- **GIVEN RECORDS**:
^^^^

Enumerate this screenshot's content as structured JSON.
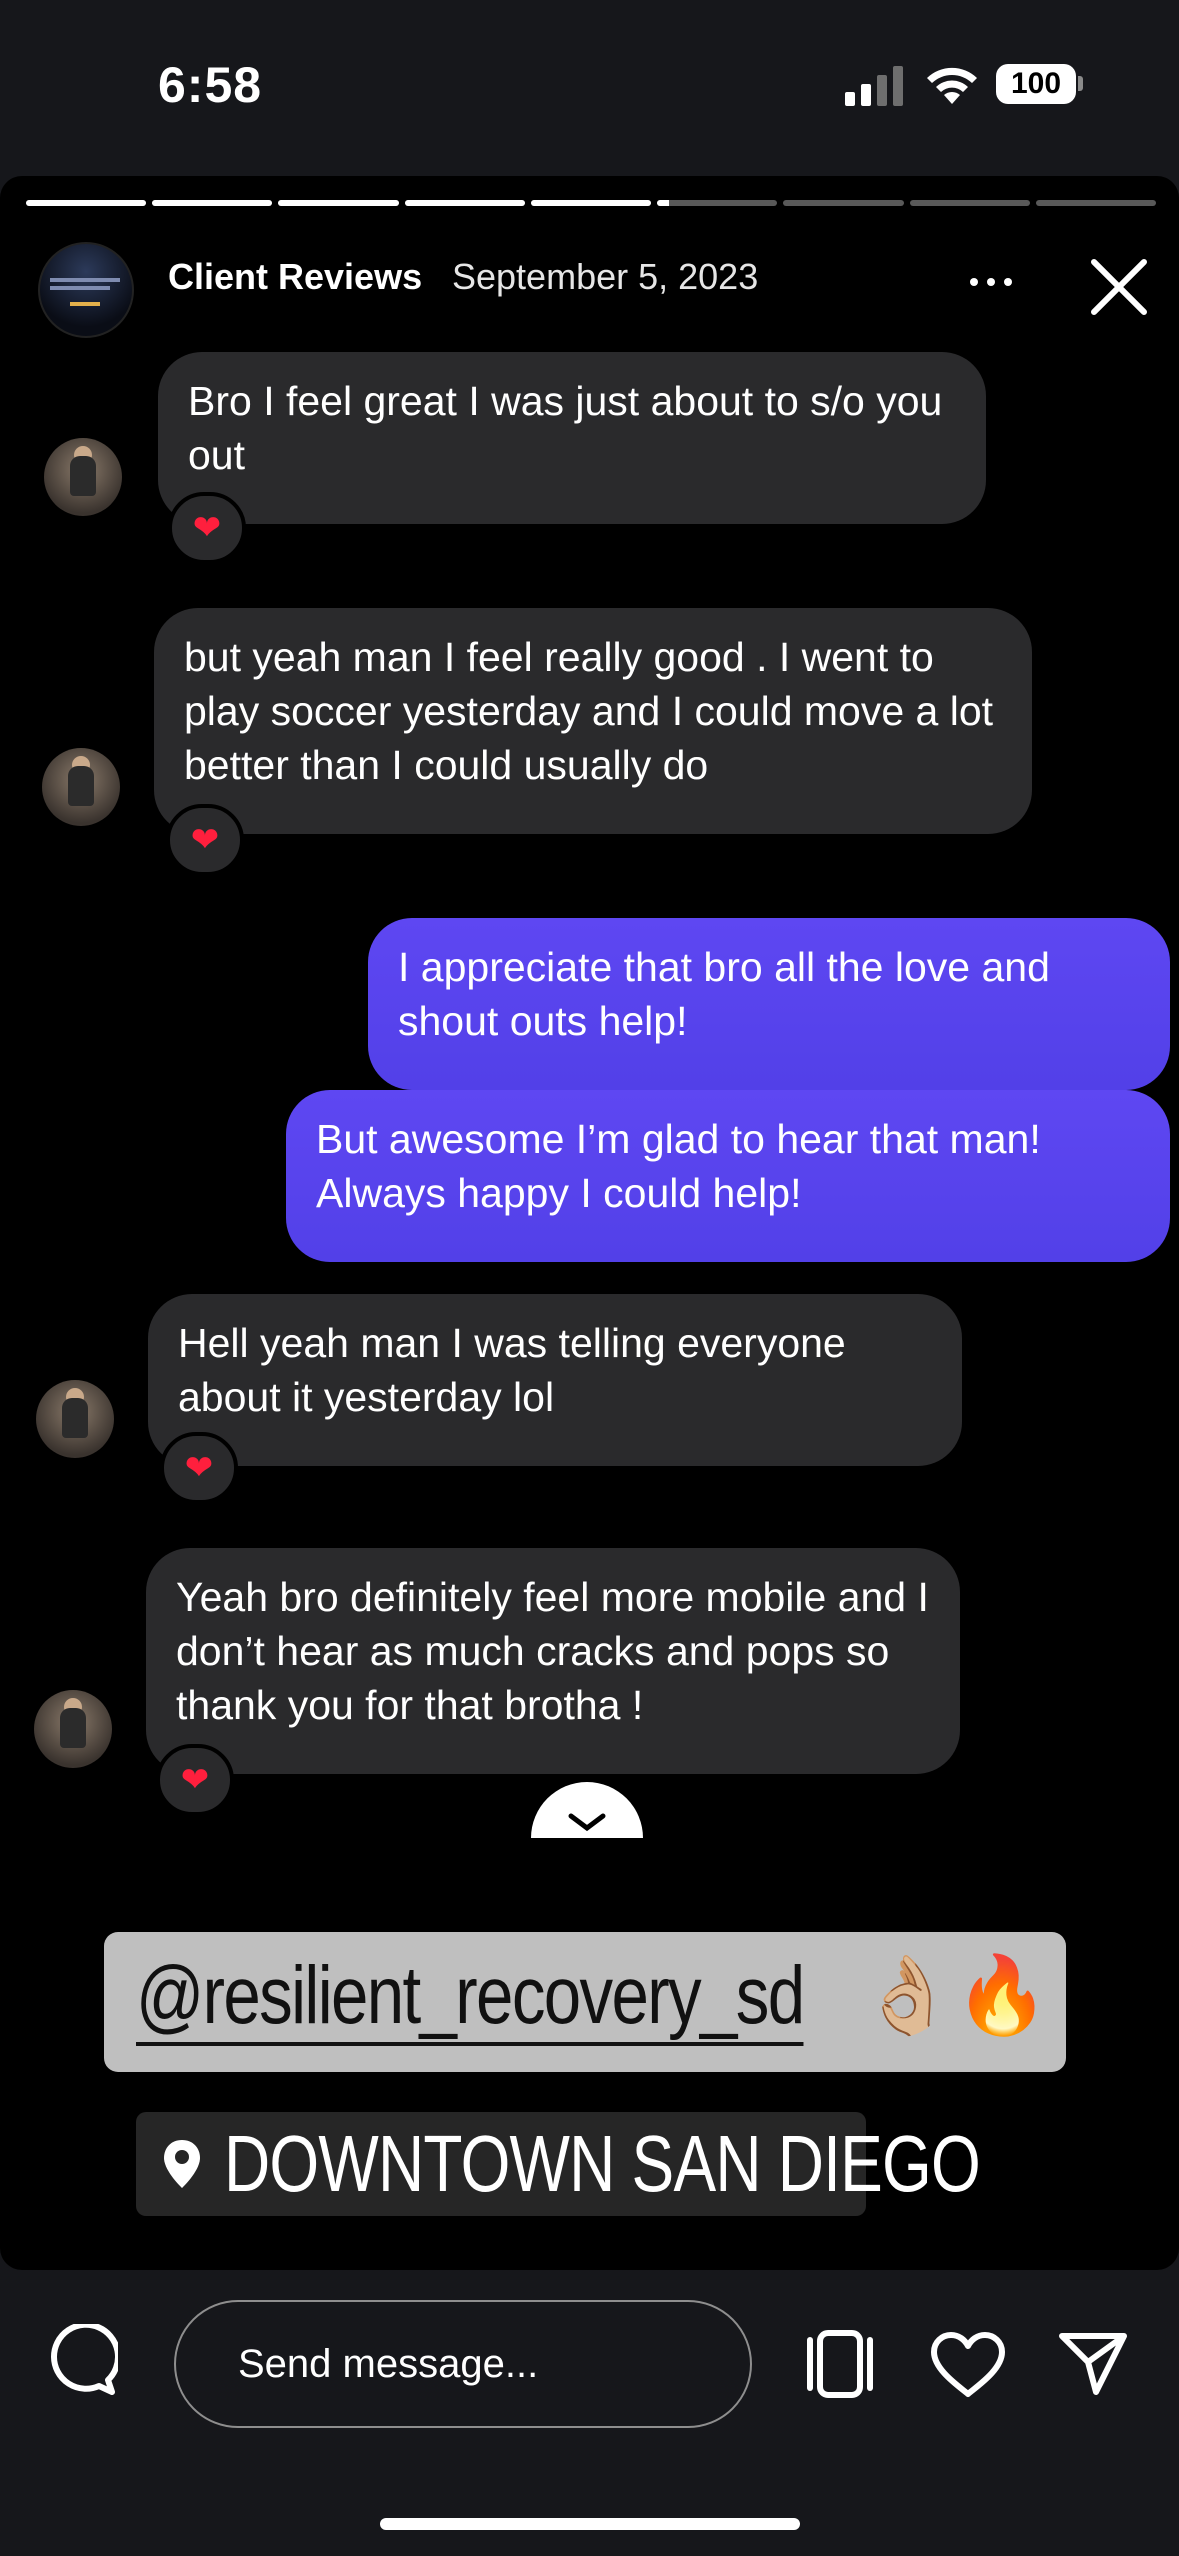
{
  "status_bar": {
    "time": "6:58",
    "battery": "100"
  },
  "story": {
    "segments_total": 9,
    "segments_complete": 5,
    "current_segment_fraction": 0.1,
    "profile_name": "Client Reviews",
    "date": "September 5, 2023"
  },
  "messages": [
    {
      "side": "incoming",
      "text": "Bro I feel great I was just about to s/o you out",
      "reaction": "heart"
    },
    {
      "side": "incoming",
      "text": "but yeah man I feel really good . I went to play soccer yesterday and I could move a lot better than I could usually do",
      "reaction": "heart"
    },
    {
      "side": "outgoing",
      "text": "I appreciate that bro all the love and shout outs help!"
    },
    {
      "side": "outgoing",
      "text": "But awesome I’m glad to hear that man! Always happy I could help!"
    },
    {
      "side": "incoming",
      "text": "Hell yeah man I was telling everyone about it yesterday lol",
      "reaction": "heart"
    },
    {
      "side": "incoming",
      "text": "Yeah bro definitely feel more mobile and I don’t hear as much cracks and pops so thank you for that brotha !",
      "reaction": "heart"
    }
  ],
  "stickers": {
    "mention": "@resilient_recovery_sd",
    "mention_emoji": "👌🏼🔥",
    "location": "DOWNTOWN SAN DIEGO"
  },
  "bottom_bar": {
    "message_placeholder": "Send message..."
  },
  "colors": {
    "outgoing_bubble": "#5b46f0",
    "incoming_bubble": "#2a2a2c",
    "reaction_heart": "#ff1f3d"
  }
}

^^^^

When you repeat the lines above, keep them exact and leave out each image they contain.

Enumerate this screenshot's content as structured JSON.
{
  "status_bar": {
    "time": "6:58",
    "battery": "100"
  },
  "story": {
    "segments_total": 9,
    "segments_complete": 5,
    "current_segment_fraction": 0.1,
    "profile_name": "Client Reviews",
    "date": "September 5, 2023"
  },
  "messages": [
    {
      "side": "incoming",
      "text": "Bro I feel great I was just about to s/o you out",
      "reaction": "heart"
    },
    {
      "side": "incoming",
      "text": "but yeah man I feel really good . I went to play soccer yesterday and I could move a lot better than I could usually do",
      "reaction": "heart"
    },
    {
      "side": "outgoing",
      "text": "I appreciate that bro all the love and shout outs help!"
    },
    {
      "side": "outgoing",
      "text": "But awesome I’m glad to hear that man! Always happy I could help!"
    },
    {
      "side": "incoming",
      "text": "Hell yeah man I was telling everyone about it yesterday lol",
      "reaction": "heart"
    },
    {
      "side": "incoming",
      "text": "Yeah bro definitely feel more mobile and I don’t hear as much cracks and pops so thank you for that brotha !",
      "reaction": "heart"
    }
  ],
  "stickers": {
    "mention": "@resilient_recovery_sd",
    "mention_emoji": "👌🏼🔥",
    "location": "DOWNTOWN SAN DIEGO"
  },
  "bottom_bar": {
    "message_placeholder": "Send message..."
  },
  "colors": {
    "outgoing_bubble": "#5b46f0",
    "incoming_bubble": "#2a2a2c",
    "reaction_heart": "#ff1f3d"
  }
}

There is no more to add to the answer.